Managing Your Money On The Move – Tips For Keeping Solvent While Traveling

May 15, 2013 0 comments
hostel dorm

The key to not worrying about money is making sure you don’t run out of it. That holds true whether you’re traveling or not; but when you are on the go and converting currencies with a variable income there is a tendency to balance your budget on the fly. That’s where most travelers get into […]

Read the full article →

Find Out How Many Hours Are Between You And Them Using TravelMath

March 5, 2013 0 comments

Calculating timezones can be confusing when you’ve got to do it often and aren’t especially keen on keeping up with which city is on daylight savings or isn’t. And while an hour may not seem like a significant amount of time, missing a phone call or meeting can be more than inconvenient, if not downright […]

Read the full article →

Enhance Your Mac’s Security On Hostel Networks With Stealth Mode

March 1, 2013 0 comments
hostel dorm

When traveling you’re connecting to all sorts of wireless networks whose security you haven’t got a clue about. Typically speaking, most Macs are configured well by default to handle most networks of varying hazard, but you can enhance your protection with a simple settings fix. What Is Mac Stealth Mode? This is a very basic […]

Read the full article →

Is There Any Real Advantage To Carrying A Mac On Your Travels?

January 31, 2013 3 comments

Dear Tech Guide For Travel, I’m debating on getting a Mac instead of a Windows machine for my next big trip and was wondering, is there a major advantage (or disadvantage) to doing so? This is one of the most common tech questions I get in my inbox and the Mac versus Windows debate is […]

Read the full article →

Will Removing My Laptop Battery When It’s Plugged In Extend Its Lifespan?

July 19, 2012 8 comments
pug outlet
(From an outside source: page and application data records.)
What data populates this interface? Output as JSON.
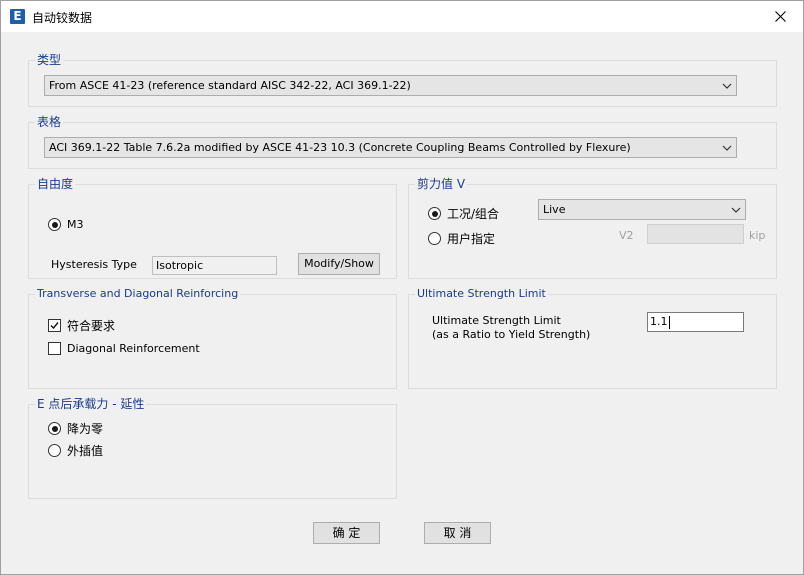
{
  "window": {
    "title": "自动铰数据",
    "app_icon_letter": "E"
  },
  "type_group": {
    "label": "类型",
    "selected": "From ASCE 41-23 (reference standard AISC 342-22, ACI 369.1-22)"
  },
  "table_group": {
    "label": "表格",
    "selected": "ACI 369.1-22 Table 7.6.2a modified by ASCE 41-23 10.3 (Concrete Coupling Beams Controlled by Flexure)"
  },
  "dof_group": {
    "label": "自由度",
    "m3_label": "M3",
    "hysteresis_label": "Hysteresis Type",
    "hysteresis_value": "Isotropic",
    "modify_button": "Modify/Show"
  },
  "shear_group": {
    "label": "剪力值 V",
    "load_case_label": "工况/组合",
    "load_case_value": "Live",
    "user_label": "用户指定",
    "v2_label": "V2",
    "unit": "kip"
  },
  "reinforcing_group": {
    "label": "Transverse and Diagonal Reinforcing",
    "conforming_label": "符合要求",
    "diagonal_label": "Diagonal Reinforcement"
  },
  "ultimate_group": {
    "label": "Ultimate Strength Limit",
    "field_label_line1": "Ultimate Strength Limit",
    "field_label_line2": "(as a Ratio to Yield Strength)",
    "value": "1.1"
  },
  "point_e_group": {
    "label": "E 点后承载力 - 延性",
    "drop_to_zero": "降为零",
    "extrapolate": "外插值"
  },
  "buttons": {
    "ok": "确 定",
    "cancel": "取 消"
  }
}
Battery life is an especially precious commodity when traveling and the normal luxuries we take with electricity become magnified when there’s no outlet around. Since one way to keep your laptop strong is to recalibrate it from time to time by draining it completely, you may be thinking removing it all together when not needed […]

Read the full article →

Interview With Geoffrey Halgand About Hotel Preview Site TVtrip

July 5, 2012 0 comments

One of the biggest problems searching for accommodation online is getting a feel for what a room actually looks like beyond thumbnail photos and reviews that float between extremes of love and hate. So when I came across TVtrip, the site that’s got video footage from over 52,000 hotels in the world, I was intrigued. […]

Read the full article →

Updated, Expanded, And Improved: The Ultimate Tech Guide For Travelers Version 2.0

June 7, 2012 4 comments
tech guide thumb

We all travel with gadgets, store our trip memories as digital data, and stay connected with loved ones over the Internet. Our technology doesn’t take away from our travel experiences but rather enhances them in endless ways. For those who resist it, tech can become a burden heavier than the most over-packed luggage. For those […]

Read the full article →